May has pledged to increase funding for the National Health Service by 20 billion pounds ($26.57 billion) by 2023/24, even as some critics said that Britain's departure from the bloc will weaken, not strengthen, public finances.
"The truth is that in spite of this welcome extra investment we will face hard choices and we need an honest debate about what the NHS can and cannot do", he said.
Jeremy Hunt, the health minister, who also campaigned for Britain to remain in the European Union, was quoted by the Sunday Telegraph as saying that the new pledge "can now unite us all".
The Tories have now admitted that the NHS needs more funding, but are not prepared to provide what is required to pull the health service (not to mention social care) out of crisis.
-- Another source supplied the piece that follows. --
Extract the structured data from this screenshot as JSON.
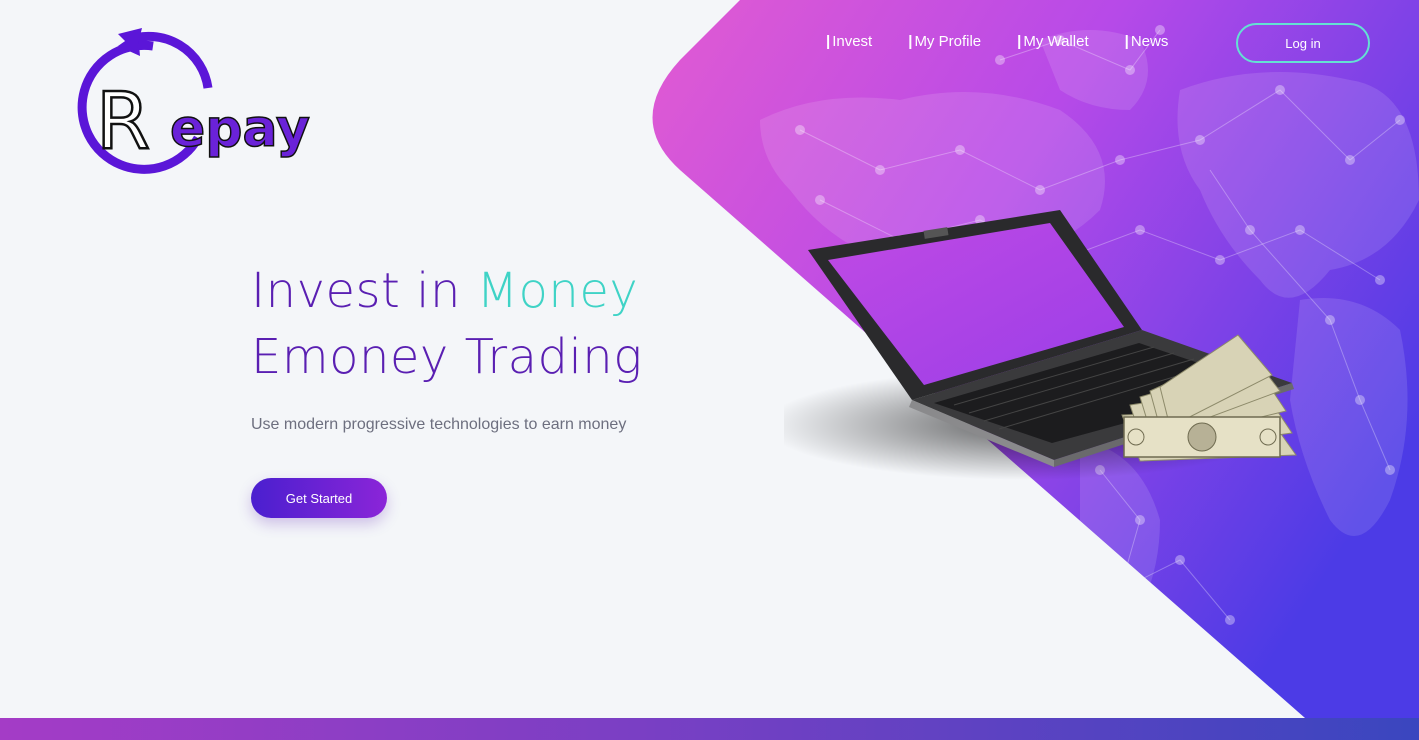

Chancellor Philip Hammond would unveil the details of the tax changes, agreed by her Cabinet at a meeting this morning, "in due course", she added.
Theresa May's plans for a £384 million-a-week boost to NHS spending will increase the burden of taxation, Health Secretary Jeremy Hunt has confirmed. "It's right that we use that money to spend on our priorities, and the NHS is our number-one priority".
As we prepare to celebrate the 70th birthday of the NHS, the truth is that Brexit poses the biggest risk to our health service in its history.
Hunt states that the funding will help "deliver the improvements people desperately want from their NHS" including better cancer survival rates and reduced waiting times for mental health treatment.
Tory MP Sarah Wollaston, the chair of the Health & Social Care Committee, said the Brexit dividend claim was "tosh" which "treats the public as fools".
'However, we will be scrutinising the detail of this new package of funding to assess the degree to which it will make a real difference in both the short and long term to frontline patient care'.
The Conservative government is claiming it can pay for a £20bn per year cash injection into the NHS primarily through money saved by ending European Union payments.
He long ago recognised the power that Brexit and its spurious dividend could have in securing support for a deal among his cabinet colleagues, and NHS chief executive Simon Stevens was a willing ally, raising the spectre of the £350m battle bus in his lobbying for a budget bail-out previous year. "It must be a plan that enjoys the support of NHS staff across the country - not something dreamt up in Whitehall and centrally imposed".
"We have looked carefully at what we have put into the NHS to ensure that we deliver world-class healthcare".